Data.
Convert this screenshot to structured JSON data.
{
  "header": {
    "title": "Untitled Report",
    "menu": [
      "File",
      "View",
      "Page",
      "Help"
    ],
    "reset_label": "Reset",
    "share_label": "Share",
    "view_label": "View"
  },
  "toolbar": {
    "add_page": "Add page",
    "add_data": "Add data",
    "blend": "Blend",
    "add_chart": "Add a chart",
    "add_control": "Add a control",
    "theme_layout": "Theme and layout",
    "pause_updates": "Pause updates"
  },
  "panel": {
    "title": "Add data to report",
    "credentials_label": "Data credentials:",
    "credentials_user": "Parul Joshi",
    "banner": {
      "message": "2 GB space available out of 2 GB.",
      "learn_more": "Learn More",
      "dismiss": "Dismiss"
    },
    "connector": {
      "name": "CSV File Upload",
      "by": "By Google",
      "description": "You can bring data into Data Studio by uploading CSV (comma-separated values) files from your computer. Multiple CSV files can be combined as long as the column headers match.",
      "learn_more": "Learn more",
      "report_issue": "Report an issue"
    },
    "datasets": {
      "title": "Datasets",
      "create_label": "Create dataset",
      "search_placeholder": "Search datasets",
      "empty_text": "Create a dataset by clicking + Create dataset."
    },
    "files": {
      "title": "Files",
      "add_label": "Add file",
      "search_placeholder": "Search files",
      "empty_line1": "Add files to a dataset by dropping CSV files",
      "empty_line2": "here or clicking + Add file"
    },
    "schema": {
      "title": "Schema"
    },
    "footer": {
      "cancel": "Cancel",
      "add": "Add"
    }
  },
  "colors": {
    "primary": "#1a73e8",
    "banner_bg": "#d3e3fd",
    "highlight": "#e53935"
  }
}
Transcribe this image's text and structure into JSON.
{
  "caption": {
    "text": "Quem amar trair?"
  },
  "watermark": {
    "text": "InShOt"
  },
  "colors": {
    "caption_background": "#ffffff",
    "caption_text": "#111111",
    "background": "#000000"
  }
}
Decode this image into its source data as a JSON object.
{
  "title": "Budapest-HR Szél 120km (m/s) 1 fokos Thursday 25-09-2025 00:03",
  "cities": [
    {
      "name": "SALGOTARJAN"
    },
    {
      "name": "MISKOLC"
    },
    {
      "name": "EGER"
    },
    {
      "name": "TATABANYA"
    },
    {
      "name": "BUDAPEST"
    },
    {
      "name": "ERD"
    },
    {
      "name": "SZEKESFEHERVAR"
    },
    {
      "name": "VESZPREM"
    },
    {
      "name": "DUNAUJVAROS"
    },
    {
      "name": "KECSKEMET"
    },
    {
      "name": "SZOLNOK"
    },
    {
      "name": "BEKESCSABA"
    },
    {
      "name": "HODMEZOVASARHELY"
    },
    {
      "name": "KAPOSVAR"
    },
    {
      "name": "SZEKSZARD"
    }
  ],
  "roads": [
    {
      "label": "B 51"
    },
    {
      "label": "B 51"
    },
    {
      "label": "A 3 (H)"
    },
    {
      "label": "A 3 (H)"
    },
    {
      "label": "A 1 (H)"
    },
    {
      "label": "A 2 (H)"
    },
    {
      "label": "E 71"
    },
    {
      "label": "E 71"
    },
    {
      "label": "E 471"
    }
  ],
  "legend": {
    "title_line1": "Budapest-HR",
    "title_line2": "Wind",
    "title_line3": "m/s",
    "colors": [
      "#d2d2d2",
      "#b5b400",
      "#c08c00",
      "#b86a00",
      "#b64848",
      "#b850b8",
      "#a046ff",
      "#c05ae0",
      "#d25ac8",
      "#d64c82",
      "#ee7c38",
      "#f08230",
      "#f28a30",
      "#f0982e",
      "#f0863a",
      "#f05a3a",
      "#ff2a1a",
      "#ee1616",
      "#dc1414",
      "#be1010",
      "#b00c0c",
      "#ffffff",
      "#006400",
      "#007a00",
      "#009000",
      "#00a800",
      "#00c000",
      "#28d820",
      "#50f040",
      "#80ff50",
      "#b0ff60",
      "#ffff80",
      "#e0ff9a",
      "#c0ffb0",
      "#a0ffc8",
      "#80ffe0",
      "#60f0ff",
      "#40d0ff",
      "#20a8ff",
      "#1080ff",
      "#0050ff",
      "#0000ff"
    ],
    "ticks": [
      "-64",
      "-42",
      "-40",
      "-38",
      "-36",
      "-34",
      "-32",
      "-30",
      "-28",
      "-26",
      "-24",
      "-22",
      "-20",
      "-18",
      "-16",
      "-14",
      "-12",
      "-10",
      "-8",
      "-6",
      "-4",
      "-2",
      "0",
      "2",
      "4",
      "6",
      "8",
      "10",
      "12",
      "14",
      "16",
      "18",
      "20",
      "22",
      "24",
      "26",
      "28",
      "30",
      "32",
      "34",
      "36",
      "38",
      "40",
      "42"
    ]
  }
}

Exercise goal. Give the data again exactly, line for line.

Answer section.
Convert this screenshot to structured JSON data.
{
  "header": {
    "title": "Untitled Report",
    "menu": [
      "File",
      "View",
      "Page",
      "Help"
    ],
    "reset_label": "Reset",
    "share_label": "Share",
    "view_label": "View"
  },
  "toolbar": {
    "add_page": "Add page",
    "add_data": "Add data",
    "blend": "Blend",
    "add_chart": "Add a chart",
    "add_control": "Add a control",
    "theme_layout": "Theme and layout",
    "pause_updates": "Pause updates"
  },
  "panel": {
    "title": "Add data to report",
    "credentials_label": "Data credentials:",
    "credentials_user": "Parul Joshi",
    "banner": {
      "message": "2 GB space available out of 2 GB.",
      "learn_more": "Learn More",
      "dismiss": "Dismiss"
    },
    "connector": {
      "name": "CSV File Upload",
      "by": "By Google",
      "description": "You can bring data into Data Studio by uploading CSV (comma-separated values) files from your computer. Multiple CSV files can be combined as long as the column headers match.",
      "learn_more": "Learn more",
      "report_issue": "Report an issue"
    },
    "datasets": {
      "title": "Datasets",
      "create_label": "Create dataset",
      "search_placeholder": "Search datasets",
      "empty_text": "Create a dataset by clicking + Create dataset."
    },
    "files": {
      "title": "Files",
      "add_label": "Add file",
      "search_placeholder": "Search files",
      "empty_line1": "Add files to a dataset by dropping CSV files",
      "empty_line2": "here or clicking + Add file"
    },
    "schema": {
      "title": "Schema"
    },
    "footer": {
      "cancel": "Cancel",
      "add": "Add"
    }
  },
  "colors": {
    "primary": "#1a73e8",
    "banner_bg": "#d3e3fd",
    "highlight": "#e53935"
  }
}
Transcribe this image's text and structure into JSON.
{
  "caption": {
    "text": "Quem amar trair?"
  },
  "watermark": {
    "text": "InShOt"
  },
  "colors": {
    "caption_background": "#ffffff",
    "caption_text": "#111111",
    "background": "#000000"
  }
}
Decode this image into its source data as a JSON object.
{
  "title": "Budapest-HR Szél 120km (m/s) 1 fokos Thursday 25-09-2025 00:03",
  "cities": [
    {
      "name": "SALGOTARJAN"
    },
    {
      "name": "MISKOLC"
    },
    {
      "name": "EGER"
    },
    {
      "name": "TATABANYA"
    },
    {
      "name": "BUDAPEST"
    },
    {
      "name": "ERD"
    },
    {
      "name": "SZEKESFEHERVAR"
    },
    {
      "name": "VESZPREM"
    },
    {
      "name": "DUNAUJVAROS"
    },
    {
      "name": "KECSKEMET"
    },
    {
      "name": "SZOLNOK"
    },
    {
      "name": "BEKESCSABA"
    },
    {
      "name": "HODMEZOVASARHELY"
    },
    {
      "name": "KAPOSVAR"
    },
    {
      "name": "SZEKSZARD"
    }
  ],
  "roads": [
    {
      "label": "B 51"
    },
    {
      "label": "B 51"
    },
    {
      "label": "A 3 (H)"
    },
    {
      "label": "A 3 (H)"
    },
    {
      "label": "A 1 (H)"
    },
    {
      "label": "A 2 (H)"
    },
    {
      "label": "E 71"
    },
    {
      "label": "E 71"
    },
    {
      "label": "E 471"
    }
  ],
  "legend": {
    "title_line1": "Budapest-HR",
    "title_line2": "Wind",
    "title_line3": "m/s",
    "colors": [
      "#d2d2d2",
      "#b5b400",
      "#c08c00",
      "#b86a00",
      "#b64848",
      "#b850b8",
      "#a046ff",
      "#c05ae0",
      "#d25ac8",
      "#d64c82",
      "#ee7c38",
      "#f08230",
      "#f28a30",
      "#f0982e",
      "#f0863a",
      "#f05a3a",
      "#ff2a1a",
      "#ee1616",
      "#dc1414",
      "#be1010",
      "#b00c0c",
      "#ffffff",
      "#006400",
      "#007a00",
      "#009000",
      "#00a800",
      "#00c000",
      "#28d820",
      "#50f040",
      "#80ff50",
      "#b0ff60",
      "#ffff80",
      "#e0ff9a",
      "#c0ffb0",
      "#a0ffc8",
      "#80ffe0",
      "#60f0ff",
      "#40d0ff",
      "#20a8ff",
      "#1080ff",
      "#0050ff",
      "#0000ff"
    ],
    "ticks": [
      "-64",
      "-42",
      "-40",
      "-38",
      "-36",
      "-34",
      "-32",
      "-30",
      "-28",
      "-26",
      "-24",
      "-22",
      "-20",
      "-18",
      "-16",
      "-14",
      "-12",
      "-10",
      "-8",
      "-6",
      "-4",
      "-2",
      "0",
      "2",
      "4",
      "6",
      "8",
      "10",
      "12",
      "14",
      "16",
      "18",
      "20",
      "22",
      "24",
      "26",
      "28",
      "30",
      "32",
      "34",
      "36",
      "38",
      "40",
      "42"
    ]
  }
}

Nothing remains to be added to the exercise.